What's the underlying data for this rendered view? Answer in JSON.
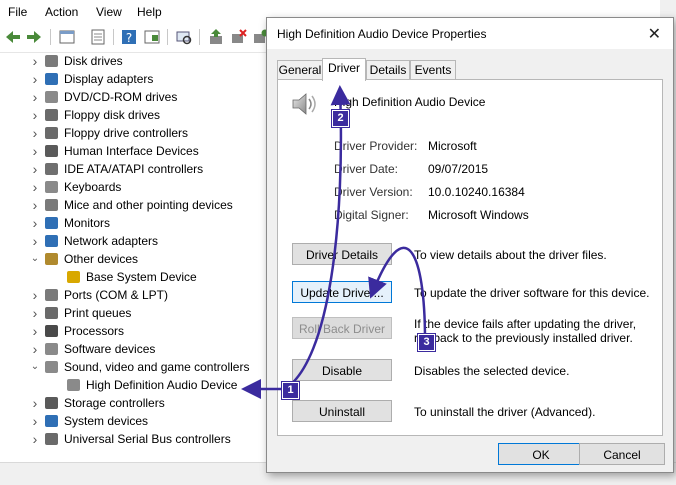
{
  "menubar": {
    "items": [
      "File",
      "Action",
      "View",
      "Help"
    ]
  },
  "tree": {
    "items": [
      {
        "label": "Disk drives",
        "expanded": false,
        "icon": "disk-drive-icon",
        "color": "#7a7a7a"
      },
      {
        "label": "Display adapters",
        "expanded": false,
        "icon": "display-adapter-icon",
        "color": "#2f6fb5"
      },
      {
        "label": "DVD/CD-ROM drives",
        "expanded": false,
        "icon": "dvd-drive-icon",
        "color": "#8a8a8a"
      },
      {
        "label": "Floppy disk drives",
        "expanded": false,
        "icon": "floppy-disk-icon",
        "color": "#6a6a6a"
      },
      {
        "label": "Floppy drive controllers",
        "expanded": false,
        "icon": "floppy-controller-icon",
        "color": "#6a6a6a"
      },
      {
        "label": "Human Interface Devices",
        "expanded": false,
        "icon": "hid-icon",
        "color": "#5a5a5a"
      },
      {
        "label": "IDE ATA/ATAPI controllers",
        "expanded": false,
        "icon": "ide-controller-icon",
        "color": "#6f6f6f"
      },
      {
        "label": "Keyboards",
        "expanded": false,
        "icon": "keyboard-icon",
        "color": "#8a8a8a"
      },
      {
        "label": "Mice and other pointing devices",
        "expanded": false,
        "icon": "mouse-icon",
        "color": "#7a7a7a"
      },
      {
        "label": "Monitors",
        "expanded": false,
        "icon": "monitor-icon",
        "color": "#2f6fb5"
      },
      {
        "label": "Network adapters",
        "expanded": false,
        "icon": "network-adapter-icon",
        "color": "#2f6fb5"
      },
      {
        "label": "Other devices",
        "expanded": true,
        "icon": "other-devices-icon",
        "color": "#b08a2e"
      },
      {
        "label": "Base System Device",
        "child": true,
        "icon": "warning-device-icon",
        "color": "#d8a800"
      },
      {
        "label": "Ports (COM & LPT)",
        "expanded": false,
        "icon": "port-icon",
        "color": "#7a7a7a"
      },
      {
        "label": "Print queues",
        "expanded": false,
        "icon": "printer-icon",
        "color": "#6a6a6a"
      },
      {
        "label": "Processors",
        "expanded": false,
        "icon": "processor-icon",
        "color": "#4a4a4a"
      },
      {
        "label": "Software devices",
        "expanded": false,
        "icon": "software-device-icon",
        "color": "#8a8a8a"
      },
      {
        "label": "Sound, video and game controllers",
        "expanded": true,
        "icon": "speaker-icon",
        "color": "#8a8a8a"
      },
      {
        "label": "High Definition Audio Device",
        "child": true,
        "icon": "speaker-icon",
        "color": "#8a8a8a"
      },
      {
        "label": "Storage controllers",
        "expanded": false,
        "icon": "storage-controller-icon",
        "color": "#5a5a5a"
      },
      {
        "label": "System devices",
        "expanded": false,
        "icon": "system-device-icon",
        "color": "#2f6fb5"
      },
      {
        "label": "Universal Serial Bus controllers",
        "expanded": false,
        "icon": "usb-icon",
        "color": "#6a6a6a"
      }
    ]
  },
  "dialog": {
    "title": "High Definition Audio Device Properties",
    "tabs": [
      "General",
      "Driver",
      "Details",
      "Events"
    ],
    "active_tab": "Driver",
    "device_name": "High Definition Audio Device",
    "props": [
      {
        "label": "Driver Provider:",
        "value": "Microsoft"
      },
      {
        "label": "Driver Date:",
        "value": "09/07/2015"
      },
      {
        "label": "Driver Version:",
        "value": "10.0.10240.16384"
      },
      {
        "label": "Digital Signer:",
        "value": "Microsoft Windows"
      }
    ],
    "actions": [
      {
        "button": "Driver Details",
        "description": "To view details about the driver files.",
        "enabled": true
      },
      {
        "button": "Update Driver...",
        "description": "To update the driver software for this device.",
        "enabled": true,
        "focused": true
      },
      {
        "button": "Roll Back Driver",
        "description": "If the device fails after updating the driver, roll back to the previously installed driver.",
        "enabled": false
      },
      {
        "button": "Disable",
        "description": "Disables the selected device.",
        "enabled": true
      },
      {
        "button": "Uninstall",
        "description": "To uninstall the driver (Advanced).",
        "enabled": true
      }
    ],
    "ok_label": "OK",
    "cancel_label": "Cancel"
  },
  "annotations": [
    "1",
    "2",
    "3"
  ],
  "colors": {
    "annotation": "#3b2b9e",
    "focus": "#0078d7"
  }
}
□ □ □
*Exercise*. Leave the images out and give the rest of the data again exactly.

*Output of the task*.
What's the underlying data for this rendered view? Answer in JSON.
{
  "menubar": {
    "items": [
      "File",
      "Action",
      "View",
      "Help"
    ]
  },
  "tree": {
    "items": [
      {
        "label": "Disk drives",
        "expanded": false,
        "icon": "disk-drive-icon",
        "color": "#7a7a7a"
      },
      {
        "label": "Display adapters",
        "expanded": false,
        "icon": "display-adapter-icon",
        "color": "#2f6fb5"
      },
      {
        "label": "DVD/CD-ROM drives",
        "expanded": false,
        "icon": "dvd-drive-icon",
        "color": "#8a8a8a"
      },
      {
        "label": "Floppy disk drives",
        "expanded": false,
        "icon": "floppy-disk-icon",
        "color": "#6a6a6a"
      },
      {
        "label": "Floppy drive controllers",
        "expanded": false,
        "icon": "floppy-controller-icon",
        "color": "#6a6a6a"
      },
      {
        "label": "Human Interface Devices",
        "expanded": false,
        "icon": "hid-icon",
        "color": "#5a5a5a"
      },
      {
        "label": "IDE ATA/ATAPI controllers",
        "expanded": false,
        "icon": "ide-controller-icon",
        "color": "#6f6f6f"
      },
      {
        "label": "Keyboards",
        "expanded": false,
        "icon": "keyboard-icon",
        "color": "#8a8a8a"
      },
      {
        "label": "Mice and other pointing devices",
        "expanded": false,
        "icon": "mouse-icon",
        "color": "#7a7a7a"
      },
      {
        "label": "Monitors",
        "expanded": false,
        "icon": "monitor-icon",
        "color": "#2f6fb5"
      },
      {
        "label": "Network adapters",
        "expanded": false,
        "icon": "network-adapter-icon",
        "color": "#2f6fb5"
      },
      {
        "label": "Other devices",
        "expanded": true,
        "icon": "other-devices-icon",
        "color": "#b08a2e"
      },
      {
        "label": "Base System Device",
        "child": true,
        "icon": "warning-device-icon",
        "color": "#d8a800"
      },
      {
        "label": "Ports (COM & LPT)",
        "expanded": false,
        "icon": "port-icon",
        "color": "#7a7a7a"
      },
      {
        "label": "Print queues",
        "expanded": false,
        "icon": "printer-icon",
        "color": "#6a6a6a"
      },
      {
        "label": "Processors",
        "expanded": false,
        "icon": "processor-icon",
        "color": "#4a4a4a"
      },
      {
        "label": "Software devices",
        "expanded": false,
        "icon": "software-device-icon",
        "color": "#8a8a8a"
      },
      {
        "label": "Sound, video and game controllers",
        "expanded": true,
        "icon": "speaker-icon",
        "color": "#8a8a8a"
      },
      {
        "label": "High Definition Audio Device",
        "child": true,
        "icon": "speaker-icon",
        "color": "#8a8a8a"
      },
      {
        "label": "Storage controllers",
        "expanded": false,
        "icon": "storage-controller-icon",
        "color": "#5a5a5a"
      },
      {
        "label": "System devices",
        "expanded": false,
        "icon": "system-device-icon",
        "color": "#2f6fb5"
      },
      {
        "label": "Universal Serial Bus controllers",
        "expanded": false,
        "icon": "usb-icon",
        "color": "#6a6a6a"
      }
    ]
  },
  "dialog": {
    "title": "High Definition Audio Device Properties",
    "tabs": [
      "General",
      "Driver",
      "Details",
      "Events"
    ],
    "active_tab": "Driver",
    "device_name": "High Definition Audio Device",
    "props": [
      {
        "label": "Driver Provider:",
        "value": "Microsoft"
      },
      {
        "label": "Driver Date:",
        "value": "09/07/2015"
      },
      {
        "label": "Driver Version:",
        "value": "10.0.10240.16384"
      },
      {
        "label": "Digital Signer:",
        "value": "Microsoft Windows"
      }
    ],
    "actions": [
      {
        "button": "Driver Details",
        "description": "To view details about the driver files.",
        "enabled": true
      },
      {
        "button": "Update Driver...",
        "description": "To update the driver software for this device.",
        "enabled": true,
        "focused": true
      },
      {
        "button": "Roll Back Driver",
        "description": "If the device fails after updating the driver, roll back to the previously installed driver.",
        "enabled": false
      },
      {
        "button": "Disable",
        "description": "Disables the selected device.",
        "enabled": true
      },
      {
        "button": "Uninstall",
        "description": "To uninstall the driver (Advanced).",
        "enabled": true
      }
    ],
    "ok_label": "OK",
    "cancel_label": "Cancel"
  },
  "annotations": [
    "1",
    "2",
    "3"
  ],
  "colors": {
    "annotation": "#3b2b9e",
    "focus": "#0078d7"
  }
}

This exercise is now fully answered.